Why We Teach Writing Before Reading
When my kids started showing signs that they were interested in reading and writing, like most Moms, I turned to the internet to research how to teach kids to read and write. I wanted to know the right way to do these things so I don't confuse them. I also didn't want to contradict what they were learning in their Toddler and Children's House - especially during their Kindergarten year. What I learned is that the internet can be a confusing place. Do kids need to be able to recognize letters before they start writing them? That made sense to me, but Montessori teaches it the other way around. Keep reading and I'll clear up the confusion by telling you why writing is taught before reading in the Montessori method.
Montessori assumes a totally different way of teaching reading by teaching writing first. This approach is far more effective and efficient because by the time you learn to read you’ve already learned to write. Traditional education approaches reading through an intellectual process. Montessori begins teaching reading long before the intellectual process is ready giving it a great head start. Montessori education begins with the training of the senses. That is why there is tremendous emphasis on practical life and sensorial materials in the classroom. None of it “appears” intellectually stimulating but it is the basis of success in Montessori reading.
Montessori embraces all of the senses (and trains them all) to serve the acquisition of reading. Washing dishes, scrubbing clothes develop large motor skills. Polishing, spooning, sorting develop small motor skills. Both are essential for success in learning how to write. Then your child moves onto the sensorial materials. Each material develops different senses again reinforcing those needed for writing but also developing the senses for acquiring the sounds of language.
The reading process starts with the writing – one letter at a time, one sound at a time. It is not your ABC’s but the phonetic sounds that create the building blocks for reading. The use of the senses with the sandpaper letters enhance the total process. Each sound, each letter is slowly marinated in to the child’s senses – audibly, visually, tactilily. This is fun – not pressure. Recognizing letters and signs along the street add to the child’s delight in the process.
They begin to put the letters together with the moveable alphabet. They begin to sound words out one sound at a time. They begin to write them on chalkboards and on paper. They begin to discover the power and sounds in the marks they make on paper. They begin to read without pressure because the reading has had a long gestation period through the practical life materials, through the sensorial materials and through the writing exercises.
The hard work of learning to read has a magical element in Montessori. At first you don’t and then you do and you have a written record to verify the magic. You can read without learning how to write but you cannot write without learning how to read.

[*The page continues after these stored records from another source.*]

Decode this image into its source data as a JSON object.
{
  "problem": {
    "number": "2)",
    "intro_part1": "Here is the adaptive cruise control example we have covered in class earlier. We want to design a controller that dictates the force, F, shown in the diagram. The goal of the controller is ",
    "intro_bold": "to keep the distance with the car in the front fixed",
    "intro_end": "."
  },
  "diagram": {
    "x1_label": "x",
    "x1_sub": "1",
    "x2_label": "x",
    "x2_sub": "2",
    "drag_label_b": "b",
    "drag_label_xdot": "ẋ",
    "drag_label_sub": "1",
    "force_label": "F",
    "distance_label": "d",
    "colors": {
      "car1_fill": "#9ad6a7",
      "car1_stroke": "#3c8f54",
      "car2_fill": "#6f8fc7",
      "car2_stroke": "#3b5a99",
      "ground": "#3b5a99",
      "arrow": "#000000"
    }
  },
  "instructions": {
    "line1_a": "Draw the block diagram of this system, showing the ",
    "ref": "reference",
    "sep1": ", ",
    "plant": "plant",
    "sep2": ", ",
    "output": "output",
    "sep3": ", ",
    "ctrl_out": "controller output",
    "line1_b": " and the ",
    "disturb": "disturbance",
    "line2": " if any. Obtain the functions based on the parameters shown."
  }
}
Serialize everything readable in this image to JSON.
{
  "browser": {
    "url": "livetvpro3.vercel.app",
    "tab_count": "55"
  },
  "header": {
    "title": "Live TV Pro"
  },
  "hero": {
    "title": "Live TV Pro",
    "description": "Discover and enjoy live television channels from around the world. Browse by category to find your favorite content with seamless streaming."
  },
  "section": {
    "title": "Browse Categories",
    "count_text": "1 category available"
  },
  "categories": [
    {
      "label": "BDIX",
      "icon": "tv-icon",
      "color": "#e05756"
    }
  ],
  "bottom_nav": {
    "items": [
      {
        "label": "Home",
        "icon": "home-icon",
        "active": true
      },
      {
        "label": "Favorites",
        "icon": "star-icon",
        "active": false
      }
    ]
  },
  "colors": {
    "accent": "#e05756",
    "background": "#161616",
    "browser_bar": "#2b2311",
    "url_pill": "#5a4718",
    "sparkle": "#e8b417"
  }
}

This is one of my favorite topics. I find the process of learning to read and write fascinating, especially because it is a skill that everyone uses for a lifetime. Use the comments below to tell me about what challenges or successes you are experiencing with your child's reading and writing. I love talking about this!